Gang leader Ryan Joseph Black, 29, received the longest term, seven and a half years, with a man described as his "trusted lieutenant" William Johnston, 35, given six years and nine months at Belfast Crown Court on Friday.
Couriers and low level organisers Aiden McPartland, 32, and Mark Mulholland, 27, were handed terms of 22 and 24 months respectively while 33-year-old Anthony McStravick and James Turley, 53, were jailed for 15 and ten months respectively.
A seventh man, 38-year-old Warren Martin was jailed for 13 months.
Belfast Crown Court Judge David McFarland ordered that each man serve half his sentence in jail and half on licenced parole.
He also ordered that two cars seized in the huge police operation, a Ford Mondeo and a BMW 320, be sold, and along with £18,500 seized by police who smashed the smuggling ring, the proceeds should go to the Northern Ireland Cancer Fund for Children.
A major drugs manufacturing operation was uncovered in a city centre flat in 2010 as part of a proactive police probe called 'Operation Saggital' created to disrupt the gang.
In October 2010, Organised Crime Branch detectives seized herbal cannabis worth £900,000 from a lorry and a taxi in the Duncrue Road area of Belfast. Two men were arrested.
Two months later, in December, herbal cannabis worth £500,000 was seized after three vehicles - a lorry and two cars - were stopped at Apollo Road also in the city. Three men were arrested, including the leader of the crime gang Ryan Black.
On the same day, cannabis and cocaine worth £1.1 million was found at an upmarket apartment in Laganview Court, Belfast after it was raided.
It was being used by the gang to store cannabis and process cocaine. Following further enquiries, police arrested another two members of the gang.
They were sentenced at Belfast Crown Court on Friday after admitting their roles in the supply of class A, B and C drugs into Northern Ireland.
Arrested during the October operation was lorry driver Martin, from Windsor Terrace in Coagh, Co Tyrone and taxi driver McPartland, from Deramore Gardens in Belfast.
Black, whose address is barred from being published by order of the judge, was arrested during the December operation and the court heard that at the same time, officers uncovered a cannabis store at Laganview Court and items used to cut and process cocaine including car jacks, cutting agents, boards, scales, knives and industrial blenders.
Lorry driver Turley, from the Ballymore Road in Tandragee, Co Armagh and Mulholland, from Colonsay Park, Ballymena, Co Antrim were also arrested in December as the blocks of cannabis were exchanged.

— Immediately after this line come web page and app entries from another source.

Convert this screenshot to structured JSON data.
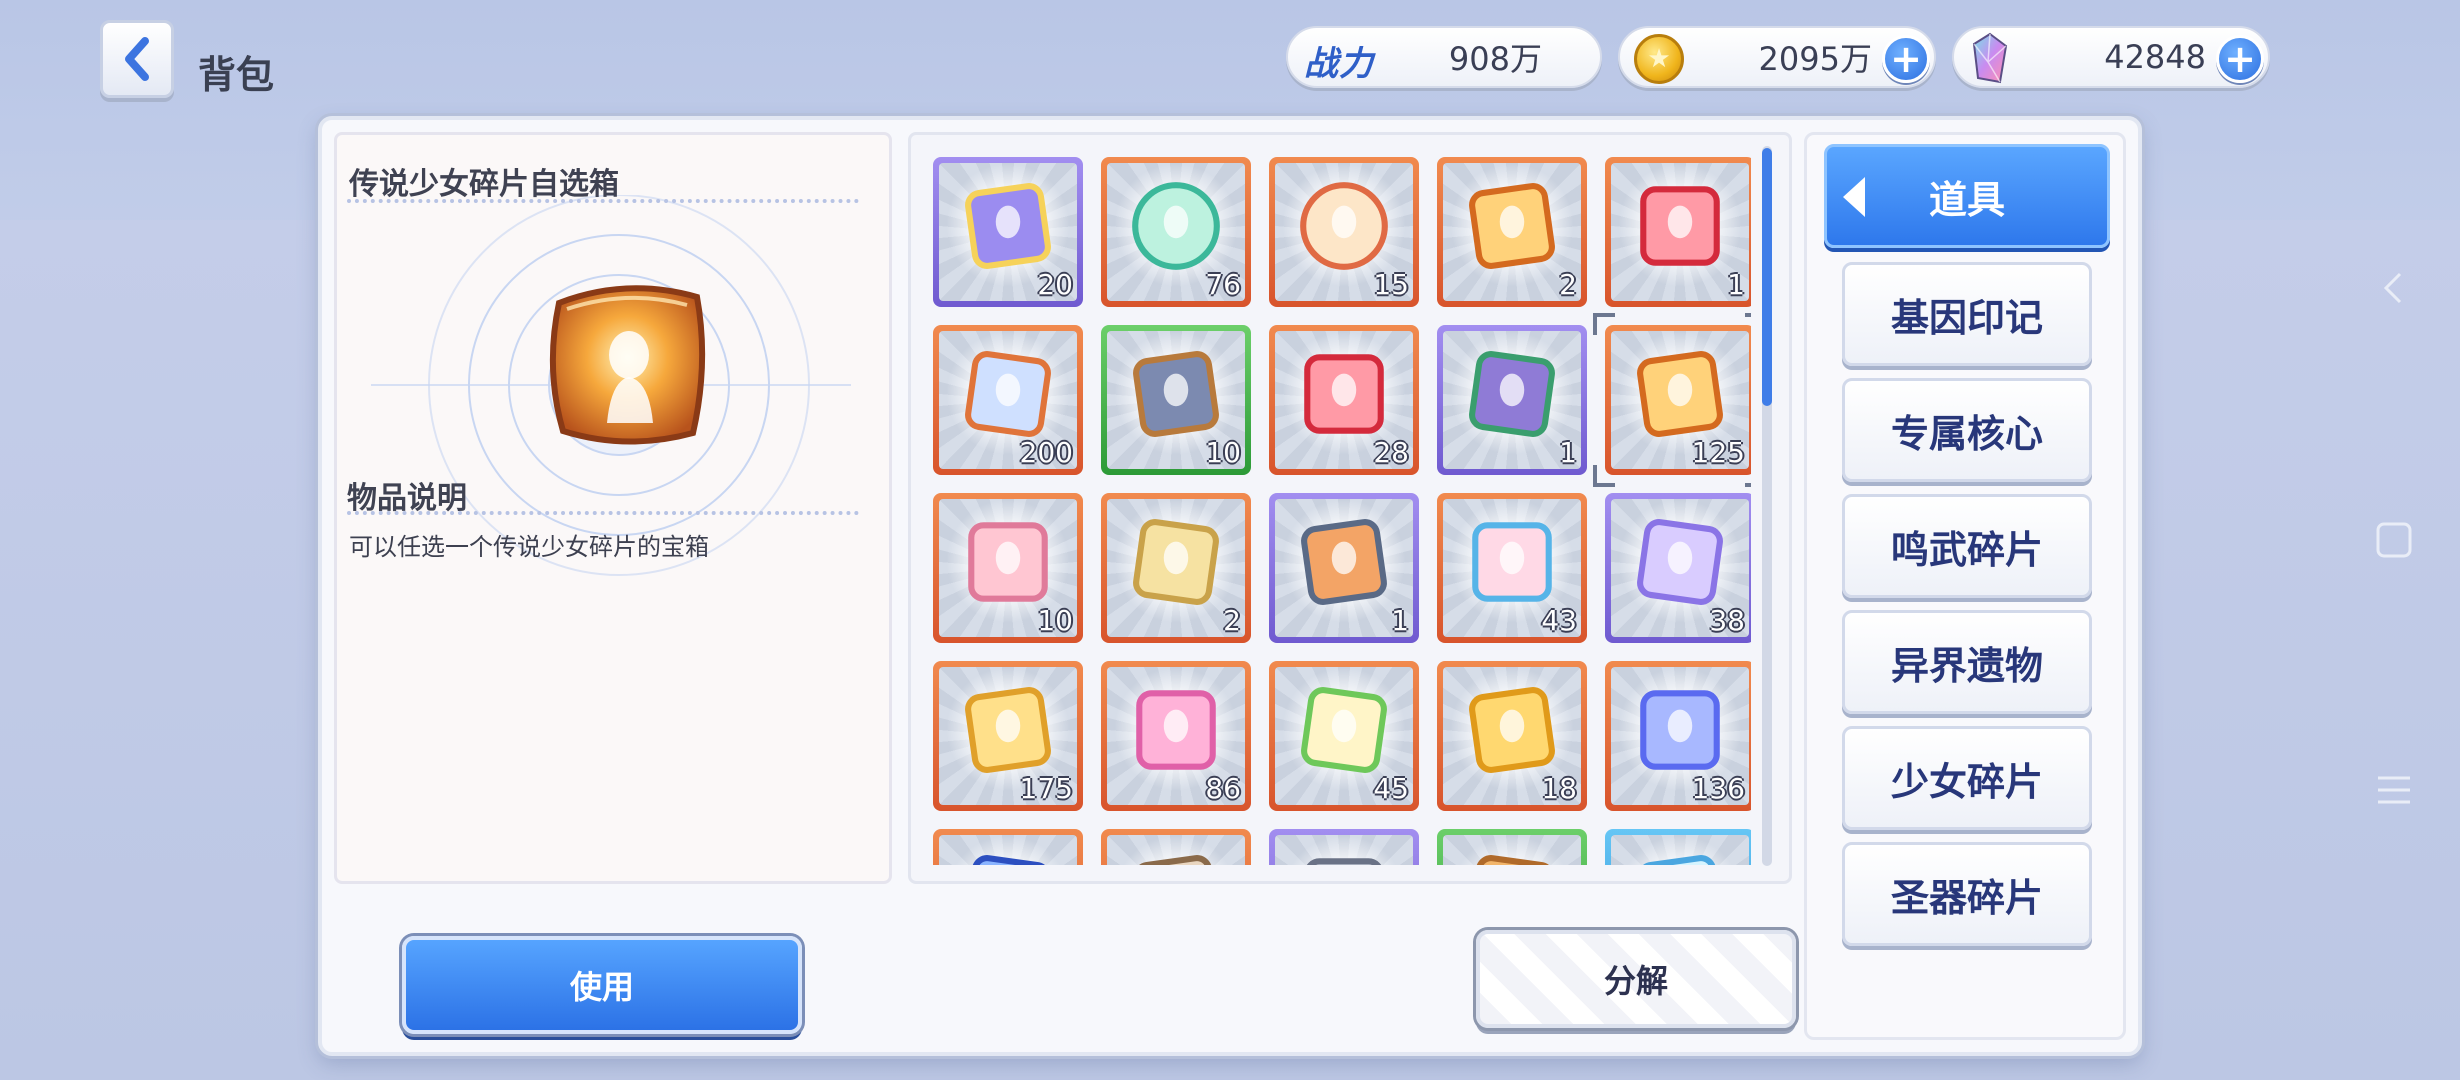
{
  "header": {
    "title": "背包",
    "power": {
      "label": "战力",
      "value": "908万"
    },
    "gold": {
      "icon": "gold-coin-icon",
      "value": "2095万"
    },
    "gem": {
      "icon": "crystal-gem-icon",
      "value": "42848"
    }
  },
  "detail": {
    "item_name": "传说少女碎片自选箱",
    "desc_title": "物品说明",
    "desc_text": "可以任选一个传说少女碎片的宝箱"
  },
  "items": [
    {
      "icon": "purple-can-icon",
      "qty": "20",
      "rarity": "purple"
    },
    {
      "icon": "green-orb-icon",
      "qty": "76",
      "rarity": "orange"
    },
    {
      "icon": "red-orb-icon",
      "qty": "15",
      "rarity": "orange"
    },
    {
      "icon": "gold-cube-icon",
      "qty": "2",
      "rarity": "orange"
    },
    {
      "icon": "red-cube-icon",
      "qty": "1",
      "rarity": "orange"
    },
    {
      "icon": "winged-box-icon",
      "qty": "200",
      "rarity": "orange"
    },
    {
      "icon": "tech-chest-icon",
      "qty": "10",
      "rarity": "green"
    },
    {
      "icon": "red-cube-icon",
      "qty": "28",
      "rarity": "orange"
    },
    {
      "icon": "dna-box-icon",
      "qty": "1",
      "rarity": "purple"
    },
    {
      "icon": "gold-cube-icon",
      "qty": "125",
      "rarity": "orange",
      "selected": true
    },
    {
      "icon": "gift-bag-icon",
      "qty": "10",
      "rarity": "orange"
    },
    {
      "icon": "treasure-box-icon",
      "qty": "2",
      "rarity": "orange"
    },
    {
      "icon": "orange-box-icon",
      "qty": "1",
      "rarity": "purple"
    },
    {
      "icon": "shirt-ticket-icon",
      "qty": "43",
      "rarity": "orange"
    },
    {
      "icon": "smile-ticket-icon",
      "qty": "38",
      "rarity": "purple"
    },
    {
      "icon": "gold-card-icon",
      "qty": "175",
      "rarity": "orange"
    },
    {
      "icon": "dna-card-icon",
      "qty": "86",
      "rarity": "orange"
    },
    {
      "icon": "rainbow-ticket-icon",
      "qty": "45",
      "rarity": "orange"
    },
    {
      "icon": "sword-card-gold-icon",
      "qty": "18",
      "rarity": "orange"
    },
    {
      "icon": "sword-card-blue-icon",
      "qty": "136",
      "rarity": "orange"
    },
    {
      "icon": "blue-crystal-icon",
      "qty": "",
      "rarity": "orange"
    },
    {
      "icon": "bag-icon",
      "qty": "",
      "rarity": "orange"
    },
    {
      "icon": "gray-box-icon",
      "qty": "",
      "rarity": "purple"
    },
    {
      "icon": "cookie-icon",
      "qty": "",
      "rarity": "green"
    },
    {
      "icon": "feather-icon",
      "qty": "",
      "rarity": "blue"
    }
  ],
  "tabs": {
    "active": "道具",
    "items": [
      "基因印记",
      "专属核心",
      "鸣武碎片",
      "异界遗物",
      "少女碎片",
      "圣器碎片"
    ]
  },
  "buttons": {
    "use": "使用",
    "split": "分解"
  },
  "colors": {
    "accent": "#2e78ec",
    "tab_text": "#28377a",
    "rarity_orange": "#e06a34",
    "rarity_purple": "#8a74e6",
    "rarity_green": "#3fae46",
    "rarity_blue": "#3aa4e6"
  }
}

The drugs had been smuggled into Belfast on ferries from Liverpool and then sent to the apartment to be processed and the court heard that in total, police seized a kilo of class A cocaine, 52,000 illicit tablets, 30 kgs of cannabis and £18,500 in cash.
All the items uncovered in the flat were forensically examined and as well as Black's DNA being found on many of them, scientists also found a profile matching that of McStravick, who is from Ailesbury Road, Belfast. His job had been to cut the cocaine.
Johnston, from Windermere Park, Belfast and Black both pleaded guilty to supplying and possessing with intent to supply drugs in class A, B and C.
Martin, McPartland, Mulholland and Turley all pleaded guilty to supplying or possessing cannabis with intent to supply and McStravick admitted a charge of supplying class A drugs.
A police statement said: "During a parallel investigation in England conducted by East Midlands Special Operations Unit a total of 11 individuals received convictions last year."
"Police believe today's convictions have stopped the flow of drugs into Northern Ireland which was being driven by this organised crime gang."
Organised Crime Branch Detective Superintendent Philip Marshall added: "This was a lengthy and complex proactive investigation into an organised crime gang which was bringing large quantities of controlled drugs into Northern Ireland.
"We have secured convictions against the gang leader and his deputy as well as their couriers and the individual responsible for mixing the cocaine. Working with colleagues in East Midlands Special Operations Unit, we have swept away a web of illegal drug supply covering Northern Ireland and part of England.
"The gang leader, Ryan Black, believed he could direct the activities of the gang from a safe distance and escape the reach of the law. But the investigation by Organised Crime Branch was of such a comprehensive and forensic nature that his plan failed. Both the gang leader and his associates have been made amenable.
"In Northern Ireland we have dismantled a gang responsible for large scale drugs importation."
Civil proceedings in relation to a number of properties which have been restrained as a result of this investigation are now scheduled to begin.